Investment Matters

Cardno: the anatomy of a turnaround

Waking up to see one of your companies in the headlines: you know the news will either be good, or very, very bad. 

Last Friday, it was the former for our clients.

The headlines revealed that Cardno received a takeover bid valuing the company at between $1.60 and $1.80 per share (more on this later).

This price represents a 17% premium over its previously traded price and caps off a 61% return for the financial year to date after a highly successful FY-21 (+310%!).

The announcement rounds out a sometimes turbulent but ultimately very rewarding period of ownership.

Admittedly, Cardno’s share price has not moved in a diagonal line.

We established a position in the company after it experienced its share of slings and arrows.

Famed investor Peter Lynch would describe the investment as a ‘turnaround’.

What is a turnaround?

The despondency bred by poor performance, disappointments and operational challenges can often result in steep discounts. Investors can lose confidence in a company and it often ‘falls off the radar’.

This makes for an attractive entry point into companies that have dormant potential but need to roll up their sleeves to realise it.

Clients have benefited from a number of turnarounds over the years, including Boral, Emeco and now Cardno - with a sprinkling of these companies providing a potent source of returns for portfolios.

We take a look at clients' position in Cardno, the takeover and the anatomy of a turnaround.

Coming full circle

Cardno was founded in 1945 by two Australian engineers in Brisbane.

The company was instrumental in Queensland’s development during the post-war boom, and during this time it established its first offshore office in Papua New Guinea.

The company grew ambitiously over subsequent decades, generating $150m in operating profit at its peak in 2014.

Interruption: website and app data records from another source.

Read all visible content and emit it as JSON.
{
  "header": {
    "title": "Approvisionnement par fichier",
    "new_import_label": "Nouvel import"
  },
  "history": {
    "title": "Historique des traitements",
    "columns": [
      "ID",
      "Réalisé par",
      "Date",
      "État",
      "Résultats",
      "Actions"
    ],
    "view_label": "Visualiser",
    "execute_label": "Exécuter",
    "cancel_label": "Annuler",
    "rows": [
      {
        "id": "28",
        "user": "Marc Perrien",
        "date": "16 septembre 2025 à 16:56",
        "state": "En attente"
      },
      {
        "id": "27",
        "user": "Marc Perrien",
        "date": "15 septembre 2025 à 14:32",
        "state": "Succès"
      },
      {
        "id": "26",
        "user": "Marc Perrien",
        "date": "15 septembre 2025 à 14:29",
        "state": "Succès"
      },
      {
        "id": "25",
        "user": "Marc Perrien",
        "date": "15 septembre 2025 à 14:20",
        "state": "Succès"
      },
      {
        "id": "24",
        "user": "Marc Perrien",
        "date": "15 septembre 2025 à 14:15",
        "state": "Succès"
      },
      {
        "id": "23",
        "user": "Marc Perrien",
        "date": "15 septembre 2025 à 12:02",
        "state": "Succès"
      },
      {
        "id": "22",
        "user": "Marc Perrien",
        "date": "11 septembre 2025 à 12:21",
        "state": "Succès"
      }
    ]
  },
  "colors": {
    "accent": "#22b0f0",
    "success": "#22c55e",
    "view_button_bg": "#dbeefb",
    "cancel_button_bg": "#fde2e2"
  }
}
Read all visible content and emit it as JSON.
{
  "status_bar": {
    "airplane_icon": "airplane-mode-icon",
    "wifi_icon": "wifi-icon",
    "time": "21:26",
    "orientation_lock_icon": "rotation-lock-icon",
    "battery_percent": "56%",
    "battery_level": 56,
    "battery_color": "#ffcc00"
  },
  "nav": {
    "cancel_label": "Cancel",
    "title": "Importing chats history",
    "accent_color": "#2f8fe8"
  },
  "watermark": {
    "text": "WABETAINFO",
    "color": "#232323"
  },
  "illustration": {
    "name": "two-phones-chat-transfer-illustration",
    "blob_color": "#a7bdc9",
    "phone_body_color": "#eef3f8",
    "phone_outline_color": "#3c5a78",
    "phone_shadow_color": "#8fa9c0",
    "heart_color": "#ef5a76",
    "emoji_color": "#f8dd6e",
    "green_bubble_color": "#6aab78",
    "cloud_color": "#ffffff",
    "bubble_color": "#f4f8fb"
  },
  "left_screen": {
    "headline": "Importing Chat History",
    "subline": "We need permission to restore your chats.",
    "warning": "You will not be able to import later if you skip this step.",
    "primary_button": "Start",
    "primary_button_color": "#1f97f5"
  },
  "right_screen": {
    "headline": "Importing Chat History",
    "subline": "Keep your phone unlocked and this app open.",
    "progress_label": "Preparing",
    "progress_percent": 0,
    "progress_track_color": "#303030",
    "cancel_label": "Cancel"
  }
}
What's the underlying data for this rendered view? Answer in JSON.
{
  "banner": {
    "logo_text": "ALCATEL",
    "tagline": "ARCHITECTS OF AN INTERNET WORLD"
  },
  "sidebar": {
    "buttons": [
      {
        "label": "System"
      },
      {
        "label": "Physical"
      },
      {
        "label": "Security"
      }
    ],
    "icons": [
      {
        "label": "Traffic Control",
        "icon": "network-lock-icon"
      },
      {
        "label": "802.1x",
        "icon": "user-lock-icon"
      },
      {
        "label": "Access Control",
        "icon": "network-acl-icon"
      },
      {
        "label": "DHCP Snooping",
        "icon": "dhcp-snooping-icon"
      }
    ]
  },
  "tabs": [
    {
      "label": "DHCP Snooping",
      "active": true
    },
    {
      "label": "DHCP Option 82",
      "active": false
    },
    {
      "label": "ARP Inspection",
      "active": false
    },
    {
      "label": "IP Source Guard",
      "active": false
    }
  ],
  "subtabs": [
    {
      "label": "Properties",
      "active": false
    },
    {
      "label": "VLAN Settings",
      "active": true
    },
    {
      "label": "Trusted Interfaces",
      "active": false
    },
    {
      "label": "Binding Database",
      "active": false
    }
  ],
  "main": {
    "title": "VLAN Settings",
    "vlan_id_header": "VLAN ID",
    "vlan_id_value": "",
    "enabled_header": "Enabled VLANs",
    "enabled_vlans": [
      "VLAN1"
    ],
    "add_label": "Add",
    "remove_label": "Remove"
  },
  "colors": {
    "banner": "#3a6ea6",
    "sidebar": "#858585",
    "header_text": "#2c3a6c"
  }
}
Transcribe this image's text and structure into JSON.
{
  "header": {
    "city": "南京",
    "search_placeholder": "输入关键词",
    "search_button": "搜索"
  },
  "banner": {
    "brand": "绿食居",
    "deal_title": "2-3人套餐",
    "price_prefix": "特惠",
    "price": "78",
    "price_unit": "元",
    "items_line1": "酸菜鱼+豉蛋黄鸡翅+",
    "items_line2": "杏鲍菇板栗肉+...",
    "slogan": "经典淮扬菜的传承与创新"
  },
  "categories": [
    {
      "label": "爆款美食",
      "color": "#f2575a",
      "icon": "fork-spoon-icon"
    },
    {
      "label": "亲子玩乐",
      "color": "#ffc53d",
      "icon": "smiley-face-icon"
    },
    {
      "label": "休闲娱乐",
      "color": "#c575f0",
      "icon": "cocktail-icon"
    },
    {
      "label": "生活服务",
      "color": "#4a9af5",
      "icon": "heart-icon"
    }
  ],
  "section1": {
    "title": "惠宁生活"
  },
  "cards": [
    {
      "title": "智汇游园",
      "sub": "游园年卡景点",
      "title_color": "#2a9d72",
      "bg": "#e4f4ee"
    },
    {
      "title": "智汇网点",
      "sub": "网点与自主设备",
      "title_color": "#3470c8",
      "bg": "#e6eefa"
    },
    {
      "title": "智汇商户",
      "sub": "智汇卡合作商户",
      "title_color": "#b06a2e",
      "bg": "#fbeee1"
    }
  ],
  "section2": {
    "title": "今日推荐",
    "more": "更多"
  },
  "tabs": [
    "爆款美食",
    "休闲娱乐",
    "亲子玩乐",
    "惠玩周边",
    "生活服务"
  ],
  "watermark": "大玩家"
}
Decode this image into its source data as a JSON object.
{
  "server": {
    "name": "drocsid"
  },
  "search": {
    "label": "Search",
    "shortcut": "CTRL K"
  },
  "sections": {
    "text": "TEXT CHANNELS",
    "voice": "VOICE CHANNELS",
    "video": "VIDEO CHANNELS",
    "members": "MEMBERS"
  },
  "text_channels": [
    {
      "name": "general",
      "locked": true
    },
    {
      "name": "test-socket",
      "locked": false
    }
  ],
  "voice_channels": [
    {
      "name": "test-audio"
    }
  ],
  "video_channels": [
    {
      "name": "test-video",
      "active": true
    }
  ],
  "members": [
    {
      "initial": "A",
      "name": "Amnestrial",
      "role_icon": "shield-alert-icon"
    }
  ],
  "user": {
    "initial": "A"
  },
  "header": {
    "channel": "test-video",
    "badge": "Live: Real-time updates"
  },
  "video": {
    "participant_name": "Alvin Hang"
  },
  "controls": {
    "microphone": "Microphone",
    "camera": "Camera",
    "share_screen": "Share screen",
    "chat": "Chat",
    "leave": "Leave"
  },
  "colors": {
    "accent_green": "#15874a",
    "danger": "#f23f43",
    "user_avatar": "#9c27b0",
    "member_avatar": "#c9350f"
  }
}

However, like many companies tied to the resources boom, it was a case of growth at the worst possible time. A drop off in activity left the company with falling profits coupled with high levels of debt and a number of loosely integrated businesses.

The following years saw the subsequent unwind of a number of these acquisitions, and a much simpler company.

It is at this point, during its ‘turnaround’, that the majority of our clients became shareholders.

In subsequent years, the company has worked hard to untangle years of acquisitive growth and restore the profitability it had enjoyed in its heyday .

This has seen Cardno make slow, but very deliberate steps to restore its profitability in the US, and later profitability of its Asia Pacific businesses.

A turnaround in segment performance…

Source: First Samuel, Cardno

However, its share price lagged this progress - most recently we saw shares in the company trading as low as $0.22 per share (prices we were happy to take advantage of).

…a slower (but sharper) turnaround in price

Source: First Samuel, IRESS

After many years, the offer this week unlocked the value we saw in Cardno.

As part of the transaction, Cardno looks to return to a small company again, retaining its International Development business, which traces its roots to its first international office in Papua New Guinea.

The transaction

The transaction that will help realise this value takes some explaining (bear with us).

As clients are aware from our CIO video in September, Cardno operates three segments: Asia Pacific, Americas and International Development.

The proposal from Stantec Inc, a consulting services company based in Alberta, is to acquire Cardno’s Asia Pacific and Americas consulting divisions for approximately $1.71 per share.

We suspect the International Development business has been retained as it holds a number of key Australian government contracts that could be jeopardised by foreign ownership

From the proceeds, Cardno expects to distribute $1.40-$1.49 per share of cash to shareholders and retain the remaining amount ($0.22-$0.31 per share) to fund further expansion of its International Development business.

In our view, the remaining business is worth at least $0.10 per share and is attractive in its own right, underpinned by stable contracts and strong underlying margins.

All in all, the transaction should net $1.60-1.80 per share for clients – a tidy sum.

Turnarounds: Sometimes magic, sometimes masochism

Turnarounds are not without their challenges.

They often are more difficult and take longer than first anticipated, with some failing outright.

Share price performance can be turbulent along the way – and requires a strong stomach.

However, as clients’ investment in Cardno demonstrates, when they are well executed, turnarounds can be incredibly rewarding for investors – particularly those who take advantage of share price weakness.

We see that the strong potential for returns warrants holding a small number of ‘turnaround’ stories in client portfolios.

Clients continue to hold positions like these, including Paragon Care and MMA Offshore.

While the share prices of these companies are turbulent at times, we see they will ultimately prove their value – on market, or like in Cardno’s case, through a takeover.